Mercedes’ CL 500 was a watershed vehicle for the German automaker. Not only was the car enormously popular in Europe and North America, it helped introduce several of its now-standard technological innovations.
The second generation of Mercedes’ CL coupés, introduced in 1999, featured the company’s most advanced active suspension systems to date.
The Active Body Control system uses four hydraulic suspension rams that use three pressure regulators. These regulators are connected to a combination power steering and suspension pump.
The pump pushes fluid at a pressure of 2,960 psi (20,400 kPa) through the system. This fluid is regulated by several intermediate computers and a master CPU.
The result is a car that stayed absolutely flat through corners and glided over dips and bumps in the road. That is, until the problems began.
CL 500 Suspension Failure
Like any active suspension, the CL 500’s Active Body Control (ABC) is comprised of a network of moving parts, sensors and computers. And like any active suspension, this cluster of components is destined for eventual failure.
Even before Mercedes’ onboard monitoring system indicated a suspension failure, the signs are painfully obvious to CL 500 owners:

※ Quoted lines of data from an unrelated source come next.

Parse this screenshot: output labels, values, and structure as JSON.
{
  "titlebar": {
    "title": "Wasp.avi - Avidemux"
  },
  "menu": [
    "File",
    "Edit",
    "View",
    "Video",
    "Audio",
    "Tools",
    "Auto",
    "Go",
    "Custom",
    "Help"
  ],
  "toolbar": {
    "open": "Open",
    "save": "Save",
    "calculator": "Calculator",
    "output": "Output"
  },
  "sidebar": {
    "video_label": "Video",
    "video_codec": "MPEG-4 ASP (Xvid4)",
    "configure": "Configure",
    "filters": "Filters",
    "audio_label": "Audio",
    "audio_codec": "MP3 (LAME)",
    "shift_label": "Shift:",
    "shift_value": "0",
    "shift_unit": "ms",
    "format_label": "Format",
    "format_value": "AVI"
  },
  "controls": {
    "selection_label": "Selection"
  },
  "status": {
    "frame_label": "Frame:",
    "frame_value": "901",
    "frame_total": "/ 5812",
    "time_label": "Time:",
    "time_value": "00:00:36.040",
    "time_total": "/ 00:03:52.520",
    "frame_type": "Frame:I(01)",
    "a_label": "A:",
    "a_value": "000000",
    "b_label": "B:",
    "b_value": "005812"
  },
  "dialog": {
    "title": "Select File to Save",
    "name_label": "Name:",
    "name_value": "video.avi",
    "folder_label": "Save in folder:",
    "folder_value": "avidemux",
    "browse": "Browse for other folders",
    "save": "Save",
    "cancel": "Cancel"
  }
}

A sagging rear end, nose diving when braking, that bouncy “settling” feeling when coming to a slow stop. Just like its air-powered counterparts, Mercedes’ ABC technology from this time eventually let owners (and the cars themselves!) down.
This left CL 500 owners with a choice on how to proceed. The question is whether to repair the current system, replace components with OEM parts, or convert the car to a simpler, more robust suspension kit.
Let’s explore those options.
As mentioned earlier, the Mercedes CL 500’s ABC suspension is made up of lots of little parts, sensors and computers.
The first issue with repairs is that often it is very difficult to identify which component needs fixing. The error code from your car is a handy first step, but even those might show just one of many issues with the suspension.
Furthermore, the interdependent nature of the ABC system means that when one component fails to do its job, it disrupts the entire system.
The breakdown of something like a sensor could mean that undue stress was put on the pump, setting it up for early failure.
Repairing the ABC suspension on your vehicle is at best a temporary solution, with more repairs a certain part of the future. While it might seem cheaper now to just replace a sensor or fluid line, chances are things will start to add up quickly.
So maybe you’ve fallen in love with the ABC system. It was a pretty advanced system for its day and age. It’s easy to see how someone might not want to change from that.
The Mercedes-Benz dealership is happy to accommodate you if this is your preference. By going to them you can get your CL 500 riding like the first day you bought it.
The only problem? Expense.
Here’s a breakdown of the components you’d need to replace and the cost of replacing them.
+ Front Hydraulic Strut Assemblies ($2,000/strut)
+ Rear Hydraulic Strut Assemblies ($1,700/strut)
+ Hydraulic Pump ($1,300)
+ Hydraulic Reservoir ($400)
Note that this list doesn’t even include any of the computer or sensor components.
The average time of suspension failure is at around 80-100,000 miles for this vehicle. Therefore, you’d likely spend more (around $9,000 to be specific) on replacing the suspension than the car itself is worth.
For many people, that’s simply not practical or even realistic.
There is, however, a third option. For less than the cost of one hydraulic strut, you can replace all four wheels with time-tested, simple mechanical coilover struts.
That’s your entire suspension replaced for less than $1,000.
Genuine Strutmasters conversion kits are engineered to be the perfect replacement for costly and burdensome active suspensions.
Once installed, these hardy struts come with a lifetime limited warranty. This means they’ll outlast your car or you’ll have your money back.
This also means once you install them, you can kiss those frequent trips to the mechanic or dealership goodbye. The brilliance in these kits is their simplicity.
That simplicity is easy to see for yourself. They are so easy to install, you should be able to do it yourself with just a few common tools and an afternoon.
Rather get it installed by your mechanic? The simple installation means you still save bundles on costly time “under the hood.”
If you’re ready to get that Mercedes-Benz CL 500 back on the road and ready to go without spending a fortune, give us a call at (866) 984-1443. One of our Suspension Experts will be there to help you get exactly what you need.